Thank you Mr. Card for your review.
I have always been a capitalist, i have worked to better my life and lifestyle and never asked for anything more than i can earn. i have been following your columns since i found it two years ago, and thoroughly enjoyed your even handed insight. My question to you is should I be worried about our new president's policies hampering the capitalism that has made and kept our country strong for so many years?
Orson Scott Card put lots of spin on this one.
Clinton was nothing but news throughout his full term and was even impeached for some of his activities. When he left the White House, he was bankrupt with legal fees and had to hit the road with speaking engagements to recover. The irony is that he became the most sought after and respected speaker in the world -- a rock star.
There's plenty of blame to go around for our present sad situation. Our collective apathy has allowed hypocrisy, charade and corruption to occur.
This is three strikes and you're out: the savings and loan crisis in the 1980's, the Enron-Andersen debacle in 2001, and the present meltdown. We're still burying our heads in the sand. A 20-year experiment has unwound in earnest.

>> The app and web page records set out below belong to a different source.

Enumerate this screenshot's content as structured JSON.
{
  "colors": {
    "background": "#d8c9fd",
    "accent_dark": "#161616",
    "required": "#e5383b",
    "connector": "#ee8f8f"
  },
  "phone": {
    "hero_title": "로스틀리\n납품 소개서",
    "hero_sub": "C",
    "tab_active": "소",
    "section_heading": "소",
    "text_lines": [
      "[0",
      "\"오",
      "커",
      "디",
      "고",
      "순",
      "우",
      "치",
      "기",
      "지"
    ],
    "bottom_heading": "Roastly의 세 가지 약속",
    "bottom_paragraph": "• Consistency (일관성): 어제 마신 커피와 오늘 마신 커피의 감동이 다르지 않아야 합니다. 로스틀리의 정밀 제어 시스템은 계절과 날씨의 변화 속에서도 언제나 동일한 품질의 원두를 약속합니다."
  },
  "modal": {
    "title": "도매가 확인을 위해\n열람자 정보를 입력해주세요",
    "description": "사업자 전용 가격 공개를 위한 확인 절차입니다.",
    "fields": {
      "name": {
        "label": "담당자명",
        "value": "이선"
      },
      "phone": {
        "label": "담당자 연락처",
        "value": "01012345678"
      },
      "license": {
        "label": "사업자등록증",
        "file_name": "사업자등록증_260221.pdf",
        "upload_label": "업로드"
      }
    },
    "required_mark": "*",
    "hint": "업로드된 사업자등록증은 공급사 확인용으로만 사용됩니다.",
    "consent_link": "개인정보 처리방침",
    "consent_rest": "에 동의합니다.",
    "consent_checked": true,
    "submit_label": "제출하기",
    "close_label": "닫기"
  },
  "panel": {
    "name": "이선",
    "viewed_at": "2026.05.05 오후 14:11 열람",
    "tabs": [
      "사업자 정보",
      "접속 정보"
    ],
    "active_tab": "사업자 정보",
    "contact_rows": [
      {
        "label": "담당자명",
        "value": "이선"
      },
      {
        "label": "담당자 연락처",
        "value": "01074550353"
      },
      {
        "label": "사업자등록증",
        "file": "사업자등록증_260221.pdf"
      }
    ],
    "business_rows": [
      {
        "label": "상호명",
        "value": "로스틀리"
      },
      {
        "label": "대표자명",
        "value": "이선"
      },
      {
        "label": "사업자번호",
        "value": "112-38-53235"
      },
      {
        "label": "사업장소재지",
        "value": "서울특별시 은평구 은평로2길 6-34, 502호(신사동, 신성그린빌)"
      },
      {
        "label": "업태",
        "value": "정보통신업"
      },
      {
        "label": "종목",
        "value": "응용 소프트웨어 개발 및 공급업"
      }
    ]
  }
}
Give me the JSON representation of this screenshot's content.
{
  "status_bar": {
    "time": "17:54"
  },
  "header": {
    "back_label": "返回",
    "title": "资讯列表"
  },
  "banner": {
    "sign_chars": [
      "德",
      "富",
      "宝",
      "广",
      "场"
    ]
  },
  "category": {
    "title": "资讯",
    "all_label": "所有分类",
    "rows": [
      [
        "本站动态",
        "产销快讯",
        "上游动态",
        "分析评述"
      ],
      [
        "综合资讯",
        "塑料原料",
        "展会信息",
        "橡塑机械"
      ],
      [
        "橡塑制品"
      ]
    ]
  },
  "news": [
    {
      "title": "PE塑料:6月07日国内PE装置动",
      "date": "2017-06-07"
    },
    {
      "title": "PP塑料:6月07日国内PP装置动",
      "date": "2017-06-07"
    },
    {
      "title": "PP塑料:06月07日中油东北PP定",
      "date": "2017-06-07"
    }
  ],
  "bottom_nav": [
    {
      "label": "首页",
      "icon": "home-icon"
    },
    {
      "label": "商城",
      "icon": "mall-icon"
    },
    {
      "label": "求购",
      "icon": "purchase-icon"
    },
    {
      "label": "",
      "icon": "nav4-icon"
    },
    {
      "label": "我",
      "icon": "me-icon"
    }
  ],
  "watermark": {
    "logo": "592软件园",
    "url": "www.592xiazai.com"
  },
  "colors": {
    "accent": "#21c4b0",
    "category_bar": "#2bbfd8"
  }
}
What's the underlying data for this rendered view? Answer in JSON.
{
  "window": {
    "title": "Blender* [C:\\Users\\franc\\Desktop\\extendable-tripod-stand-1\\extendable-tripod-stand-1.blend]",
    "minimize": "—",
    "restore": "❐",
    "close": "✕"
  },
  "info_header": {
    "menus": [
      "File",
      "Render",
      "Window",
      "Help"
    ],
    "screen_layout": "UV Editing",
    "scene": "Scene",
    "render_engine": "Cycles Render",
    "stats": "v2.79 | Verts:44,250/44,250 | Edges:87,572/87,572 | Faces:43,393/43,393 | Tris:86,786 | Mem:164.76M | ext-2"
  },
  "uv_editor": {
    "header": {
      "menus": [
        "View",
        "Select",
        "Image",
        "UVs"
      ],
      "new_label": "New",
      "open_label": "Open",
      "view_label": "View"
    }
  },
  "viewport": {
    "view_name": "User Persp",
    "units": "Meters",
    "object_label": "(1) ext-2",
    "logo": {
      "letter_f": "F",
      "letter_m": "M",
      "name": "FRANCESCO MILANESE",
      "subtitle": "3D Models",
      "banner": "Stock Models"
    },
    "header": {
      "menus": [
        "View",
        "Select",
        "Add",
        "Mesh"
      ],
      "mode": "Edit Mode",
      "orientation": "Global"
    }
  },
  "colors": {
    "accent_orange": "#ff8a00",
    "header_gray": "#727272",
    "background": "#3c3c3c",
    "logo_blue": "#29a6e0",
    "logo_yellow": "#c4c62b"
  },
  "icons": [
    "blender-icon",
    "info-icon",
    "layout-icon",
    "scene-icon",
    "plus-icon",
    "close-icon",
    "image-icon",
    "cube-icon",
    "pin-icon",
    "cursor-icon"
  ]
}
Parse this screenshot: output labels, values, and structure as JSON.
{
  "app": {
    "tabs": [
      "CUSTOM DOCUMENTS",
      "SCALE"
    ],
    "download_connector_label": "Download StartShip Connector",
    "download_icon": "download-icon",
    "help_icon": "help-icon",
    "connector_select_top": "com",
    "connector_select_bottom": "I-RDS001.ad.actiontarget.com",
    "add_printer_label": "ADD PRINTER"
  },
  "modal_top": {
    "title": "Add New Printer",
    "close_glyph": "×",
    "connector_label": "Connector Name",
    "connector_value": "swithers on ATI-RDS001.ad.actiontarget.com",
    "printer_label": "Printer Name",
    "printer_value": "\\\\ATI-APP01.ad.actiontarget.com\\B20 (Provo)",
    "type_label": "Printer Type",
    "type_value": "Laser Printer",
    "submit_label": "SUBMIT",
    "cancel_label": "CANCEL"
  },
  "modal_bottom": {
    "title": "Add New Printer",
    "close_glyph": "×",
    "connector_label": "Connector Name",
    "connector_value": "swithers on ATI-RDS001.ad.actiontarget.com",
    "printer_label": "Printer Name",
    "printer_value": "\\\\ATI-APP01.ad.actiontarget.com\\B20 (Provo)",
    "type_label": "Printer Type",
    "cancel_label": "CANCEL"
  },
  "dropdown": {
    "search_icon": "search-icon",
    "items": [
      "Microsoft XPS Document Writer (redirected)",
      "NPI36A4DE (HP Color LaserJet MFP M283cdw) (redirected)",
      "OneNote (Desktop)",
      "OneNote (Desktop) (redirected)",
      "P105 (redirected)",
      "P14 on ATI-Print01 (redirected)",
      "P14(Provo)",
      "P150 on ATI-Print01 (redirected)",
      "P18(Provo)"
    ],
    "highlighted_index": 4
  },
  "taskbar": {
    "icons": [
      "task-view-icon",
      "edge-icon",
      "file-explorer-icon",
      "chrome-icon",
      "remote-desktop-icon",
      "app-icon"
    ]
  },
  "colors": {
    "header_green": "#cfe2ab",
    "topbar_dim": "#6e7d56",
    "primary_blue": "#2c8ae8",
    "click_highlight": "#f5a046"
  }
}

The savings-and-loan industry was deregulated in 1982. The Glass-Steagall Act, which prohibited commercial banks from having investment activities, was repealed in 1999. Among those shepherding this latter experiment through Congress were Alan Greenspan, Phil Gramm and Wendy Gramm.
Paul Volcker, George Soros, Bernard Lietaer, David Walker, Eugene Rotberg and others have been warning us of this impending disaster for years.
No one is blameless. President Clinton signed the repeal of Glass-Steagall. Four out the the Keating Five were Democrats. John McCain was the sole Republican. They were accused of improperly aiding Charles Keating, chairman of a failed saving and loan. Sound familiar?
Henry Paulson is now using dynamite in an attempt to prevent a depression.
One of Obama's economic advisers is Paul Volcker. McCain has gotten advice from Phil and Wendy Gramm. The top investment banks are now gone. The Fed cartel now owns AIG, an insurance company.
Where might this all end?
Failure to teach history is probably the most singular fault of modern U.S. education. If those who cannot remember (or never knew) the past are indeed condemned to repeat it, how many more boom-and-bust bubbles can we expect with ever-increasing frequency, courtesy of the next generation of uneducated masses?